Global Food Crisis Fund showcases projects for holiday giving.

A Haitian schoolchild with a goat distributed with funding from GFCF
Photo by Jean Bily Telfort
A Haitian schoolchild with a goat distributed with funding from the Global Food Crisis Fund (GFCF). This project in partnership with Haitian Brethren and other organizations in the northwest of Haiti is one of several showcased for alternative gift-giving this holiday season.
The Global Food Crisis Fund (GFCF) has launched a web page showcasing projects for alternative gift giving this holiday season. Go to

"Reach out your soul to the hungry," says an invitation. "Honor loved ones by giving a gift in their name to the Global Food Crisis Fund.

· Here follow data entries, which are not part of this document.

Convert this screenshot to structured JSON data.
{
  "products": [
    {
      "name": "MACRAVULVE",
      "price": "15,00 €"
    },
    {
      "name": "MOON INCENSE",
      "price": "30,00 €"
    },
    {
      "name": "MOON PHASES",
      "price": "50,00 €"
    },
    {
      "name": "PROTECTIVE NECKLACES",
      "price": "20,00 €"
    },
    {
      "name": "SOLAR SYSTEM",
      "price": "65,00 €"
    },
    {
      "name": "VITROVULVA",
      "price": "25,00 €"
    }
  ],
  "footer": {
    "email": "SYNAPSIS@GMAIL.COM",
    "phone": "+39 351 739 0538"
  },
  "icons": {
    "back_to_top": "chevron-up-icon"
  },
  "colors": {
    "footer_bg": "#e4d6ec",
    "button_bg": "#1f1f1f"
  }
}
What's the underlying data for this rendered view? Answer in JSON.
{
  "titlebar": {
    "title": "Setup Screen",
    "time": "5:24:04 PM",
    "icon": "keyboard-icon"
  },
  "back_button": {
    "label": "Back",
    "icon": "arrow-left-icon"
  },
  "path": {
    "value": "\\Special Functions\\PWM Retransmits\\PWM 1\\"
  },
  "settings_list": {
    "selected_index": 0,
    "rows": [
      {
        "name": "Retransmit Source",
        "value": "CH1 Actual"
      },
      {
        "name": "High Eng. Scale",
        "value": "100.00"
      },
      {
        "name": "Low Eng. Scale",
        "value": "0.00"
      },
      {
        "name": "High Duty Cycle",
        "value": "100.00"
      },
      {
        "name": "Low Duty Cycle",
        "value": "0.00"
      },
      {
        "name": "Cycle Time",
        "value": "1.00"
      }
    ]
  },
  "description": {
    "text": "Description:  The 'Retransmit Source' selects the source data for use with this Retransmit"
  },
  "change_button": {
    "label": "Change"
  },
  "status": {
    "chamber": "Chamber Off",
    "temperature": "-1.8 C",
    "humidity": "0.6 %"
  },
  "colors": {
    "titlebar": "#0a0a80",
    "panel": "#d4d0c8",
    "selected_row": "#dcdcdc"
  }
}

By doing so you and the recipient will be teamed with smallholder farmers in developing countries...equip those who are underfed to feed themselves...promote sound nutrition...and invest in efforts to conserve water, regenerate the soil, and nurture sustainability."

The "Gift-giving that Sustains Lives" page offers options for donating at a variety of levels from $10 to $500. Gifts will meet needs in local communities in a number of different countries, such as village wells to provide drinking water and irrigation in Niger, or super-flour mix for mothers and infants in Nepal. A gift of $67 helps those affected by famine in the Horn of Africa, buying three months of maize, plus beans, oil, salt, and Unimix supplementary porridge for families with children under five.

In other news, a Global Food Crisis Fund grant of $5,000 is helping publish the 2012 Hunger Report of partner organization Bread for the World, titled "Rebalancing Act: Updating US Food and Farm Policies." The report launches Nov. 21, on the eve of the Joint Select Committee on Deficit Reduction (Super Committee) release of recommendations to cut $1.2 trillion in government spending in 10 years. After that date, copies can be requested from GFCF manager Howard Royer at 800-323-8039 ext. 264, while supplies last. For more about the Global Food Crisis Fund go to

Source:11/2/2011 Newsline

No comments: